Should you move into a dormitory, this point does not apply to you, with the exception of kitchen utensils. For all others who have to furnish a room or maybe even a whole apartment from scratch, we recommend asking family and friends for help and looking around in second-hand shops or on websites like willhaben. Your grandparents, for example, will surely have one or the other pot that they would like to gift you for your new adventure and your aunt with the large attic may even have one or two pieces of furniture left that she no longer needs! By not buying everything new and from the Swedish giant, you firstly save money and secondly natural resources, because everything that is already there doesn’t need to be produced and is therefore far more sustainable than any newly purchased product!

5. (Food-) Shopping

In addition to housing, nutrition is one of the biggest expenses in every budget – it is not for nothing that students are said to live only from pasta and bread for days! However, if you want to diversify your meals and still stay on budget, we recommend reading our tips on how to save money on cooking!

6. Cleaning schedule

Are you moving in with your best friends and think nothing can shake your friendship? As soon as it comes to cleaning, even best friends have already gotten into each other’s hair. Therefore, create a cleaning plan at the beginning of your life together so that everyone has an assigned task and there can be no unfair distribution or other disputes.

7. Laundry

Having your own washing machine is very expensive therefore we recommend either buying a used one on online platforms or strolling to the nearest laundromat. Are you moving to a dormitory? Lucky you, the laundry room is already included here!

8. Homesickness

Don’t worry, everyone is homesick. Sooner or later you will go through the following 4 phases! But don’t worry, everything is going to be fine!

4 stages of homesickness

1st stage – joy about the new

The first phase is characterized by everything new and mainly positive feelings.
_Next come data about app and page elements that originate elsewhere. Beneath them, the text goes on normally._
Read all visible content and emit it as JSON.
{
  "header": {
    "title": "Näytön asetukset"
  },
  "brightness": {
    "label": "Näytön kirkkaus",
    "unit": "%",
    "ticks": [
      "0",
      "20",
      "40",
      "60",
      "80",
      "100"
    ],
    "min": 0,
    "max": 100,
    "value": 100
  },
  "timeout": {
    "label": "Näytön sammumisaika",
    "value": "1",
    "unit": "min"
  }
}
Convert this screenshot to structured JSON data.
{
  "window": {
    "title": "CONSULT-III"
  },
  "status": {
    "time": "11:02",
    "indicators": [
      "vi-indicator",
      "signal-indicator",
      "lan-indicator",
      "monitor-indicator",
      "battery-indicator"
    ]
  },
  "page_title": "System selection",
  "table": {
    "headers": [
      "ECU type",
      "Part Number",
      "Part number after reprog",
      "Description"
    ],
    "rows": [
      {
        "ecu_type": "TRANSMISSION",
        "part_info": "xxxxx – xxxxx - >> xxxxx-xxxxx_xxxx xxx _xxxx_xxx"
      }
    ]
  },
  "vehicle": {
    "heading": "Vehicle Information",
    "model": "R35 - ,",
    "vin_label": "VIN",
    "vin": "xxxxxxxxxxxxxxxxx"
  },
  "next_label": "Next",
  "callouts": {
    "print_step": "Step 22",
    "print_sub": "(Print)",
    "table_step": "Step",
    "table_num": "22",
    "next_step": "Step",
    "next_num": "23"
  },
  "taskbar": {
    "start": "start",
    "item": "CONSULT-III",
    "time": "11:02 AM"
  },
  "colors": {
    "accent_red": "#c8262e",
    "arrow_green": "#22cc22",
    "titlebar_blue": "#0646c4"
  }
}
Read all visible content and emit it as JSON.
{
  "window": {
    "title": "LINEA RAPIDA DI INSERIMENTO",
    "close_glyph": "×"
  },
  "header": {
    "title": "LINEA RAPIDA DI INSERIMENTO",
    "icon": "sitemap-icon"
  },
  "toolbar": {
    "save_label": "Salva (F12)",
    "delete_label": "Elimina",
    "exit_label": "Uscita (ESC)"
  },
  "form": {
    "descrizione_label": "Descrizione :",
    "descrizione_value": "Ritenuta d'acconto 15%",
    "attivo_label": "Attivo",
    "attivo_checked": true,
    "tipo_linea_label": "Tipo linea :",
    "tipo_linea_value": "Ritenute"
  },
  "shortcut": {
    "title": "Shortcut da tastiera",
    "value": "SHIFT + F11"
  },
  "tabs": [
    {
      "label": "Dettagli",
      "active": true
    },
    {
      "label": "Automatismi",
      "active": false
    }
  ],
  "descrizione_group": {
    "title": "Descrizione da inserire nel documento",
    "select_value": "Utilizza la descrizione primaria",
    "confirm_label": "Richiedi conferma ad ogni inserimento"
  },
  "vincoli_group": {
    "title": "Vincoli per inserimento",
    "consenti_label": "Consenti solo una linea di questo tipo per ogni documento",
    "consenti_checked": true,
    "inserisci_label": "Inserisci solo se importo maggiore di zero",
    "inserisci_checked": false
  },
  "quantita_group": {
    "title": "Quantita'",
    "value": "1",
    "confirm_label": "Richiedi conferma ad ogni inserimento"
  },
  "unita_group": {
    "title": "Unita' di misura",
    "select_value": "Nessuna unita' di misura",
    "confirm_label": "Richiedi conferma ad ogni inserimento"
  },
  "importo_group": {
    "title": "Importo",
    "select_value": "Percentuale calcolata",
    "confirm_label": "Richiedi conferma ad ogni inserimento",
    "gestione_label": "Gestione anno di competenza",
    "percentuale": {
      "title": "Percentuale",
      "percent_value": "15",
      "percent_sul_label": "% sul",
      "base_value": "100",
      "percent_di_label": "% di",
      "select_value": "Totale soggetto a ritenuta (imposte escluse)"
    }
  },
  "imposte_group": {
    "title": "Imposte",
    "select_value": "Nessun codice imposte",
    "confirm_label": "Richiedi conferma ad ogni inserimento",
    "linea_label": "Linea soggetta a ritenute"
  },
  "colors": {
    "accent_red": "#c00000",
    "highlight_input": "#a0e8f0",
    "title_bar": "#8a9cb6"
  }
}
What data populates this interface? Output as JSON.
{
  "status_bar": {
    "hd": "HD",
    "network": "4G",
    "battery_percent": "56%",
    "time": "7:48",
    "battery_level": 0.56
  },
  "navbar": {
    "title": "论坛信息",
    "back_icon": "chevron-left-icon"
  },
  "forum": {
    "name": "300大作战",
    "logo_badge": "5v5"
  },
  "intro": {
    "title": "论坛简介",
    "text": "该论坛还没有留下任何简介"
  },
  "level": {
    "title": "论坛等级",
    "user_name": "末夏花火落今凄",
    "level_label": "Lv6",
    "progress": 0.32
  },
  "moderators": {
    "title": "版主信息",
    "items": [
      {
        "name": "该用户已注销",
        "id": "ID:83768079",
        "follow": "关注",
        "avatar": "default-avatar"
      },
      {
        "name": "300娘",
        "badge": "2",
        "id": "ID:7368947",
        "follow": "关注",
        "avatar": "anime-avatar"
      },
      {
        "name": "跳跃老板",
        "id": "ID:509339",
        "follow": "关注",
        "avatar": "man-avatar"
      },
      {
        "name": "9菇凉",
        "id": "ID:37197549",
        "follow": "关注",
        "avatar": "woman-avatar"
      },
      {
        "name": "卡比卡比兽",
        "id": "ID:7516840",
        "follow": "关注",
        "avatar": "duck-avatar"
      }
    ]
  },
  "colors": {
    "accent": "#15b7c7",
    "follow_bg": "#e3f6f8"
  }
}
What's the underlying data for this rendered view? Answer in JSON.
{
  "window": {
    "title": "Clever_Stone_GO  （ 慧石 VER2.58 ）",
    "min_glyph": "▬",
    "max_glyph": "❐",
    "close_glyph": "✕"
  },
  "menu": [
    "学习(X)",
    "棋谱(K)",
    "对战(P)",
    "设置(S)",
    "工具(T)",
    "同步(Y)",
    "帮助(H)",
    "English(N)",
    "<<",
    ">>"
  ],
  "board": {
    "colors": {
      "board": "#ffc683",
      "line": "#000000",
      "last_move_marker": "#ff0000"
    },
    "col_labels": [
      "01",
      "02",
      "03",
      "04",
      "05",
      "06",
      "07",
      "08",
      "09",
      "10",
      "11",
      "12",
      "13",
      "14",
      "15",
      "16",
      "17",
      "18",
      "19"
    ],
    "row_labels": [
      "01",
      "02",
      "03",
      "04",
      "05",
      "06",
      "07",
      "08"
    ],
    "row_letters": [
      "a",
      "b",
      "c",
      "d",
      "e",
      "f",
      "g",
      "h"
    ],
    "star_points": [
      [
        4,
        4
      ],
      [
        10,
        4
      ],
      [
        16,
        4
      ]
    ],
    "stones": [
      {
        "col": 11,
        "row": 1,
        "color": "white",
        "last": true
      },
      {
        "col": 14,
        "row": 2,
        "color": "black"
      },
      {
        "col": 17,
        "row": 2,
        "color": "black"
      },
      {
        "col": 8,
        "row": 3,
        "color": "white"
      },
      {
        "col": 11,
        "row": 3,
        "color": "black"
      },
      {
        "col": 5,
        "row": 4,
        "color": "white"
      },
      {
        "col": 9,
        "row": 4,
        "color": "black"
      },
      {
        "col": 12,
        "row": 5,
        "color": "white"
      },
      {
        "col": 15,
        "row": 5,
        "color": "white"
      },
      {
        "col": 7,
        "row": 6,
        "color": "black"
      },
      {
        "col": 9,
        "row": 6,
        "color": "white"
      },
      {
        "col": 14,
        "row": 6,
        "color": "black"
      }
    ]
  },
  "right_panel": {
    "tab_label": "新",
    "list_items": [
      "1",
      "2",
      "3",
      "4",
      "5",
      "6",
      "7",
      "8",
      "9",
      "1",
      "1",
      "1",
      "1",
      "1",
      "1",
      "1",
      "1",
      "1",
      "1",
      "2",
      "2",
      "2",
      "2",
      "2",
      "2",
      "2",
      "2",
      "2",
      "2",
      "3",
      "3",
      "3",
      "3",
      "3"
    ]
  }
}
You are living alone for the first time, you can organize your day according to your wishes and needs and even if you do not come home until 6 a.m. you don’t have to justify yourself to anyone.

2nd stage – the reality shock

Suddenly you realize that from now on you are on your own. You have to clear blocked sinks on your own, the apartment is only polished if you do it and you have to do the weekly shopping yourself as well. You realize that living alone is not always just fun and partying, but a lot of responsibility. But don’t worry, in addition to responsibility, the joy of living independently will not get neglected!

3rd stage – homesickness

This phase is characterized by the feeling that many of us know as homesick. You look back and maybe miss your old familiar environment, your friends or your favorite food that only your mom can cook. Here you are wistful and maybe feel the withdraw a little. But that’s totally okay! Always remember: when one door closes, another opens!

4th stage – acceptance

When you arrive at this stage, you have already survived the worst. You arrived at your new home and have settled in properly. You have made new friends and discovered your nearest favorite supermarket. Life no longer feels new and unfamiliar; you gradually develop a routine and finally feel at home.

Moving out of home is a wonderful adventure. Yes, you will definitely be faced with new challenges and there will be one or two calls to mom and dad when you need some help or advice, but we hope we could give you a little guidance with our tips on moving too!

And who knows, maybe we will see you in one of our student homes very soon!

Questions?

We are happy to help!